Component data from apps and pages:

----

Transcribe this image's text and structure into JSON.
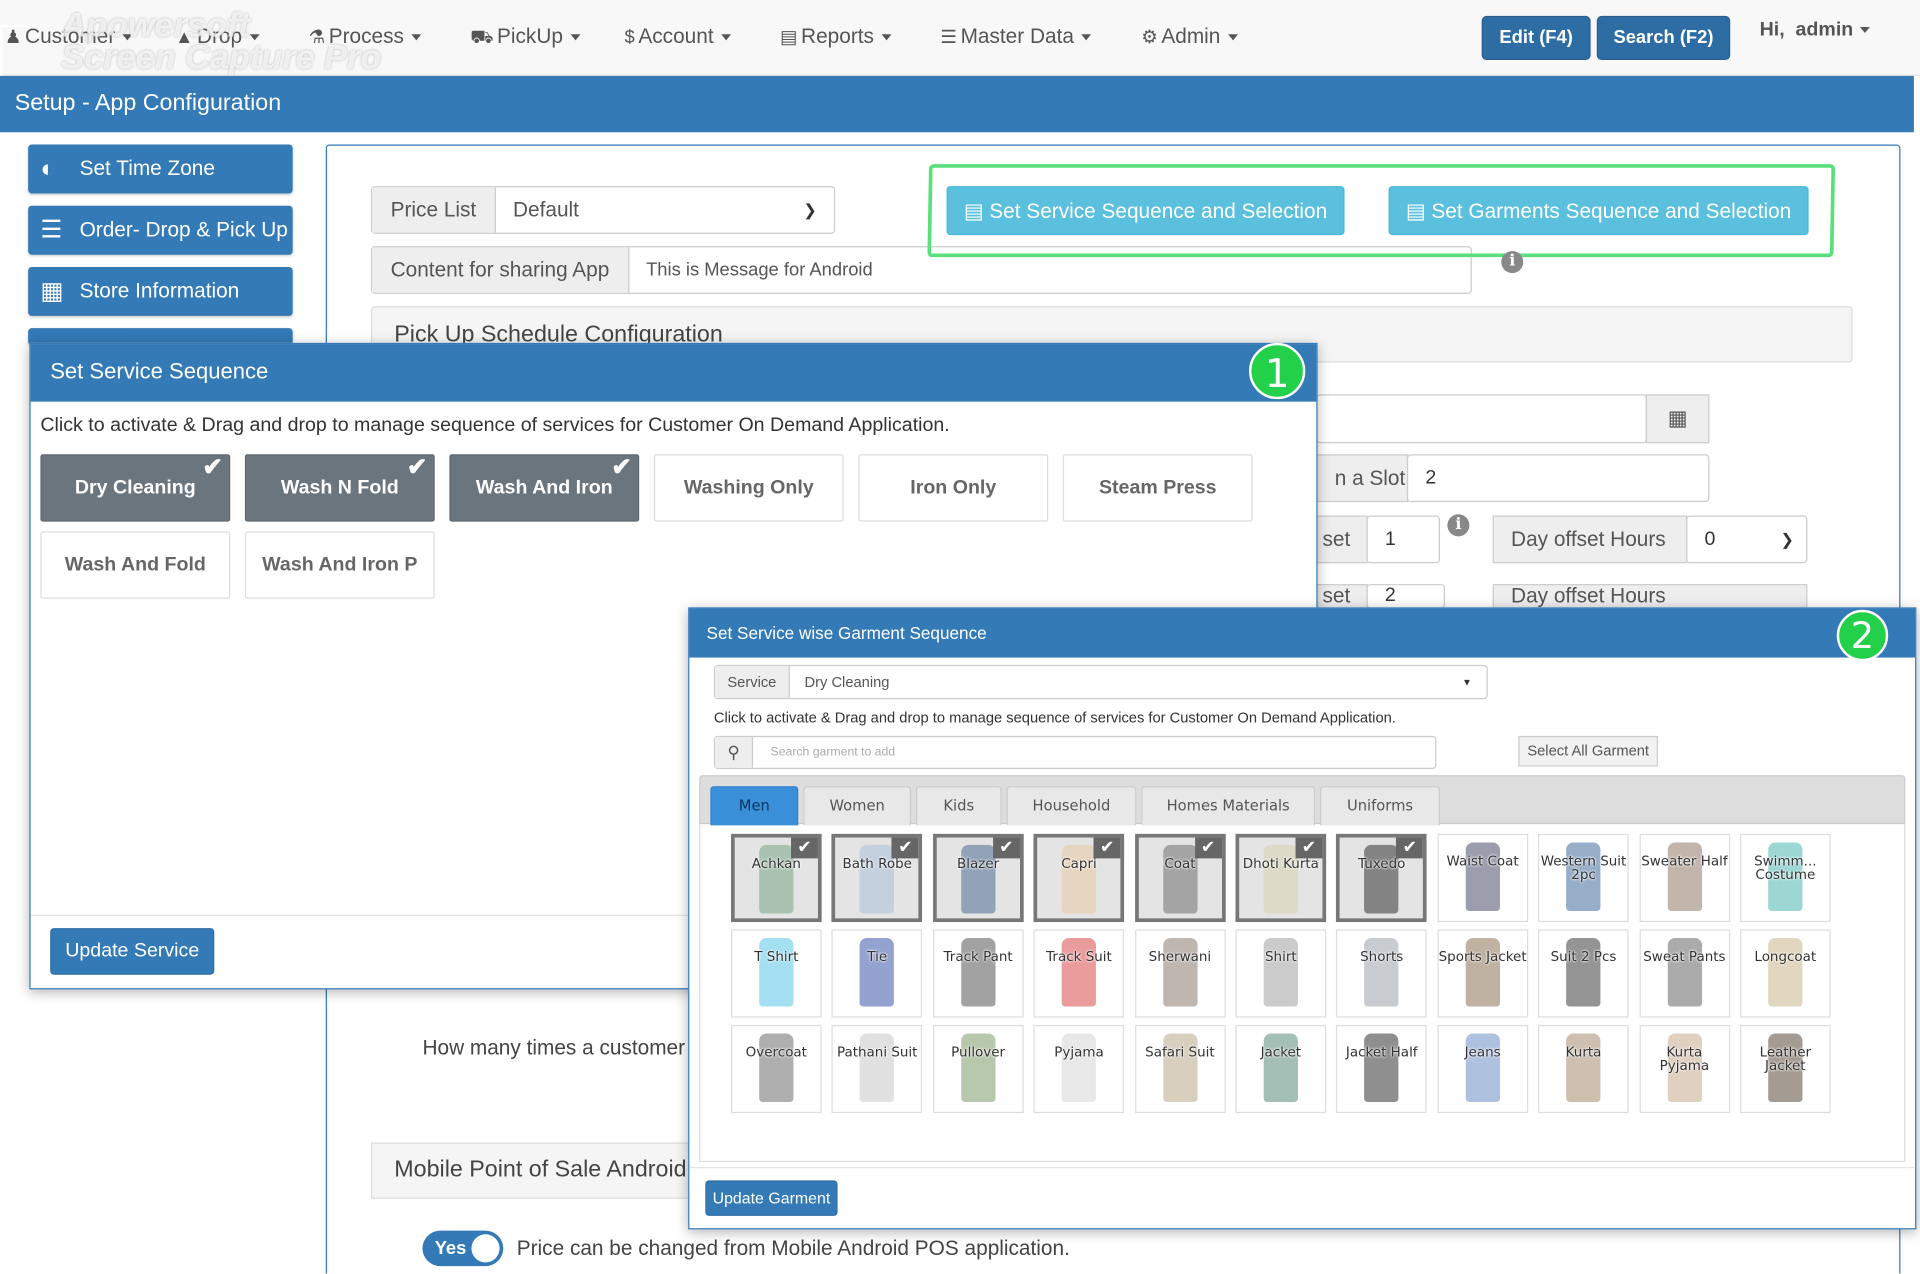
{
  "nav": {
    "items": [
      {
        "label": "Customer",
        "icon": "user-icon"
      },
      {
        "label": "Drop",
        "icon": "drop-icon"
      },
      {
        "label": "Process",
        "icon": "flask-icon"
      },
      {
        "label": "PickUp",
        "icon": "truck-icon"
      },
      {
        "label": "Account",
        "icon": "dollar-icon"
      },
      {
        "label": "Reports",
        "icon": "book-icon"
      },
      {
        "label": "Master Data",
        "icon": "database-icon"
      },
      {
        "label": "Admin",
        "icon": "gear-icon"
      }
    ],
    "edit_label": "Edit (F4)",
    "search_label": "Search (F2)",
    "greeting": "Hi,",
    "user": "admin"
  },
  "watermark": {
    "line1": "Apowersoft",
    "line2": "Screen Capture Pro"
  },
  "header": {
    "title": "Setup -  App Configuration"
  },
  "sidebar": {
    "items": [
      {
        "label": "Set Time Zone",
        "icon": "half-circle-icon"
      },
      {
        "label": "Order- Drop & Pick Up",
        "icon": "list-icon"
      },
      {
        "label": "Store Information",
        "icon": "building-icon"
      }
    ]
  },
  "config": {
    "price_list_label": "Price List",
    "price_list_value": "Default",
    "content_label": "Content for sharing App",
    "content_value": "This is Message for Android",
    "btn_service_seq": "Set Service Sequence and Selection",
    "btn_garment_seq": "Set Garments Sequence and Selection",
    "pickup_section": "Pick Up Schedule Configuration",
    "slot_label": "n a Slot",
    "slot_value": "2",
    "offset_label": "set",
    "offset_value": "1",
    "offset_value2": "2",
    "day_offset_label": "Day offset Hours",
    "day_offset_value": "0",
    "customer_question": "How many times a customer",
    "mpos_section": "Mobile Point of Sale Android",
    "toggle_label": "Yes",
    "toggle_desc": "Price can be changed from Mobile Android POS application."
  },
  "modal1": {
    "title": "Set Service Sequence",
    "badge": "1",
    "description": "Click to activate & Drag and drop to manage sequence of services for Customer On Demand Application.",
    "services": [
      {
        "label": "Dry Cleaning",
        "active": true
      },
      {
        "label": "Wash N Fold",
        "active": true
      },
      {
        "label": "Wash And Iron",
        "active": true
      },
      {
        "label": "Washing Only",
        "active": false
      },
      {
        "label": "Iron Only",
        "active": false
      },
      {
        "label": "Steam Press",
        "active": false
      },
      {
        "label": "Wash And Fold",
        "active": false
      },
      {
        "label": "Wash And Iron P",
        "active": false
      }
    ],
    "update_label": "Update Service"
  },
  "modal2": {
    "title": "Set Service wise Garment Sequence",
    "badge": "2",
    "service_label": "Service",
    "service_value": "Dry Cleaning",
    "description": "Click to activate & Drag and drop to manage sequence of services for Customer On Demand Application.",
    "search_placeholder": "Search garment to add",
    "select_all_label": "Select All Garment",
    "tabs": [
      {
        "label": "Men",
        "active": true
      },
      {
        "label": "Women",
        "active": false
      },
      {
        "label": "Kids",
        "active": false
      },
      {
        "label": "Household",
        "active": false
      },
      {
        "label": "Homes Materials",
        "active": false
      },
      {
        "label": "Uniforms",
        "active": false
      }
    ],
    "garments": [
      {
        "label": "Achkan",
        "active": true,
        "color": "#7aa886"
      },
      {
        "label": "Bath Robe",
        "active": true,
        "color": "#a9bfd9"
      },
      {
        "label": "Blazer",
        "active": true,
        "color": "#4f6d94"
      },
      {
        "label": "Capri",
        "active": true,
        "color": "#e8c8a4"
      },
      {
        "label": "Coat",
        "active": true,
        "color": "#6f6f6f"
      },
      {
        "label": "Dhoti Kurta",
        "active": true,
        "color": "#d9d2b0"
      },
      {
        "label": "Tuxedo",
        "active": true,
        "color": "#333333"
      },
      {
        "label": "Waist Coat",
        "active": false,
        "color": "#4a4f6a"
      },
      {
        "label": "Western Suit 2pc",
        "active": false,
        "color": "#3f6c99"
      },
      {
        "label": "Sweater Half",
        "active": false,
        "color": "#8f7a68"
      },
      {
        "label": "Swimm... Costume",
        "active": false,
        "color": "#4bb7b0"
      },
      {
        "label": "T Shirt",
        "active": false,
        "color": "#5bc6e8"
      },
      {
        "label": "Tie",
        "active": false,
        "color": "#3a56a8"
      },
      {
        "label": "Track Pant",
        "active": false,
        "color": "#555555"
      },
      {
        "label": "Track Suit",
        "active": false,
        "color": "#d94a4a"
      },
      {
        "label": "Sherwani",
        "active": false,
        "color": "#8a7a70"
      },
      {
        "label": "Shirt",
        "active": false,
        "color": "#a0a0a0"
      },
      {
        "label": "Shorts",
        "active": false,
        "color": "#9aa0a8"
      },
      {
        "label": "Sports Jacket",
        "active": false,
        "color": "#8a7256"
      },
      {
        "label": "Suit 2 Pcs",
        "active": false,
        "color": "#3d3d3d"
      },
      {
        "label": "Sweat Pants",
        "active": false,
        "color": "#666666"
      },
      {
        "label": "Longcoat",
        "active": false,
        "color": "#c9b48a"
      },
      {
        "label": "Overcoat",
        "active": false,
        "color": "#6d6d6d"
      },
      {
        "label": "Pathani Suit",
        "active": false,
        "color": "#c9c9c9"
      },
      {
        "label": "Pullover",
        "active": false,
        "color": "#7c9a6a"
      },
      {
        "label": "Pyjama",
        "active": false,
        "color": "#d6d6d6"
      },
      {
        "label": "Safari Suit",
        "active": false,
        "color": "#b8a88a"
      },
      {
        "label": "Jacket",
        "active": false,
        "color": "#5a8a7a"
      },
      {
        "label": "Jacket Half",
        "active": false,
        "color": "#333333"
      },
      {
        "label": "Jeans",
        "active": false,
        "color": "#6b8ec2"
      },
      {
        "label": "Kurta",
        "active": false,
        "color": "#a58a70"
      },
      {
        "label": "Kurta Pyjama",
        "active": false,
        "color": "#c7a98c"
      },
      {
        "label": "Leather Jacket",
        "active": false,
        "color": "#5a4a3a"
      }
    ],
    "update_label": "Update Garment"
  }
}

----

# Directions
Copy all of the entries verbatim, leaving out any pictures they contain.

# Task answer
Transcribe this image's text and structure into JSON.
{
  "nav": {
    "items": [
      {
        "label": "Customer",
        "icon": "user-icon"
      },
      {
        "label": "Drop",
        "icon": "drop-icon"
      },
      {
        "label": "Process",
        "icon": "flask-icon"
      },
      {
        "label": "PickUp",
        "icon": "truck-icon"
      },
      {
        "label": "Account",
        "icon": "dollar-icon"
      },
      {
        "label": "Reports",
        "icon": "book-icon"
      },
      {
        "label": "Master Data",
        "icon": "database-icon"
      },
      {
        "label": "Admin",
        "icon": "gear-icon"
      }
    ],
    "edit_label": "Edit (F4)",
    "search_label": "Search (F2)",
    "greeting": "Hi,",
    "user": "admin"
  },
  "watermark": {
    "line1": "Apowersoft",
    "line2": "Screen Capture Pro"
  },
  "header": {
    "title": "Setup -  App Configuration"
  },
  "sidebar": {
    "items": [
      {
        "label": "Set Time Zone",
        "icon": "half-circle-icon"
      },
      {
        "label": "Order- Drop & Pick Up",
        "icon": "list-icon"
      },
      {
        "label": "Store Information",
        "icon": "building-icon"
      }
    ]
  },
  "config": {
    "price_list_label": "Price List",
    "price_list_value": "Default",
    "content_label": "Content for sharing App",
    "content_value": "This is Message for Android",
    "btn_service_seq": "Set Service Sequence and Selection",
    "btn_garment_seq": "Set Garments Sequence and Selection",
    "pickup_section": "Pick Up Schedule Configuration",
    "slot_label": "n a Slot",
    "slot_value": "2",
    "offset_label": "set",
    "offset_value": "1",
    "offset_value2": "2",
    "day_offset_label": "Day offset Hours",
    "day_offset_value": "0",
    "customer_question": "How many times a customer",
    "mpos_section": "Mobile Point of Sale Android",
    "toggle_label": "Yes",
    "toggle_desc": "Price can be changed from Mobile Android POS application."
  },
  "modal1": {
    "title": "Set Service Sequence",
    "badge": "1",
    "description": "Click to activate & Drag and drop to manage sequence of services for Customer On Demand Application.",
    "services": [
      {
        "label": "Dry Cleaning",
        "active": true
      },
      {
        "label": "Wash N Fold",
        "active": true
      },
      {
        "label": "Wash And Iron",
        "active": true
      },
      {
        "label": "Washing Only",
        "active": false
      },
      {
        "label": "Iron Only",
        "active": false
      },
      {
        "label": "Steam Press",
        "active": false
      },
      {
        "label": "Wash And Fold",
        "active": false
      },
      {
        "label": "Wash And Iron P",
        "active": false
      }
    ],
    "update_label": "Update Service"
  },
  "modal2": {
    "title": "Set Service wise Garment Sequence",
    "badge": "2",
    "service_label": "Service",
    "service_value": "Dry Cleaning",
    "description": "Click to activate & Drag and drop to manage sequence of services for Customer On Demand Application.",
    "search_placeholder": "Search garment to add",
    "select_all_label": "Select All Garment",
    "tabs": [
      {
        "label": "Men",
        "active": true
      },
      {
        "label": "Women",
        "active": false
      },
      {
        "label": "Kids",
        "active": false
      },
      {
        "label": "Household",
        "active": false
      },
      {
        "label": "Homes Materials",
        "active": false
      },
      {
        "label": "Uniforms",
        "active": false
      }
    ],
    "garments": [
      {
        "label": "Achkan",
        "active": true,
        "color": "#7aa886"
      },
      {
        "label": "Bath Robe",
        "active": true,
        "color": "#a9bfd9"
      },
      {
        "label": "Blazer",
        "active": true,
        "color": "#4f6d94"
      },
      {
        "label": "Capri",
        "active": true,
        "color": "#e8c8a4"
      },
      {
        "label": "Coat",
        "active": true,
        "color": "#6f6f6f"
      },
      {
        "label": "Dhoti Kurta",
        "active": true,
        "color": "#d9d2b0"
      },
      {
        "label": "Tuxedo",
        "active": true,
        "color": "#333333"
      },
      {
        "label": "Waist Coat",
        "active": false,
        "color": "#4a4f6a"
      },
      {
        "label": "Western Suit 2pc",
        "active": false,
        "color": "#3f6c99"
      },
      {
        "label": "Sweater Half",
        "active": false,
        "color": "#8f7a68"
      },
      {
        "label": "Swimm... Costume",
        "active": false,
        "color": "#4bb7b0"
      },
      {
        "label": "T Shirt",
        "active": false,
        "color": "#5bc6e8"
      },
      {
        "label": "Tie",
        "active": false,
        "color": "#3a56a8"
      },
      {
        "label": "Track Pant",
        "active": false,
        "color": "#555555"
      },
      {
        "label": "Track Suit",
        "active": false,
        "color": "#d94a4a"
      },
      {
        "label": "Sherwani",
        "active": false,
        "color": "#8a7a70"
      },
      {
        "label": "Shirt",
        "active": false,
        "color": "#a0a0a0"
      },
      {
        "label": "Shorts",
        "active": false,
        "color": "#9aa0a8"
      },
      {
        "label": "Sports Jacket",
        "active": false,
        "color": "#8a7256"
      },
      {
        "label": "Suit 2 Pcs",
        "active": false,
        "color": "#3d3d3d"
      },
      {
        "label": "Sweat Pants",
        "active": false,
        "color": "#666666"
      },
      {
        "label": "Longcoat",
        "active": false,
        "color": "#c9b48a"
      },
      {
        "label": "Overcoat",
        "active": false,
        "color": "#6d6d6d"
      },
      {
        "label": "Pathani Suit",
        "active": false,
        "color": "#c9c9c9"
      },
      {
        "label": "Pullover",
        "active": false,
        "color": "#7c9a6a"
      },
      {
        "label": "Pyjama",
        "active": false,
        "color": "#d6d6d6"
      },
      {
        "label": "Safari Suit",
        "active": false,
        "color": "#b8a88a"
      },
      {
        "label": "Jacket",
        "active": false,
        "color": "#5a8a7a"
      },
      {
        "label": "Jacket Half",
        "active": false,
        "color": "#333333"
      },
      {
        "label": "Jeans",
        "active": false,
        "color": "#6b8ec2"
      },
      {
        "label": "Kurta",
        "active": false,
        "color": "#a58a70"
      },
      {
        "label": "Kurta Pyjama",
        "active": false,
        "color": "#c7a98c"
      },
      {
        "label": "Leather Jacket",
        "active": false,
        "color": "#5a4a3a"
      }
    ],
    "update_label": "Update Garment"
  }
}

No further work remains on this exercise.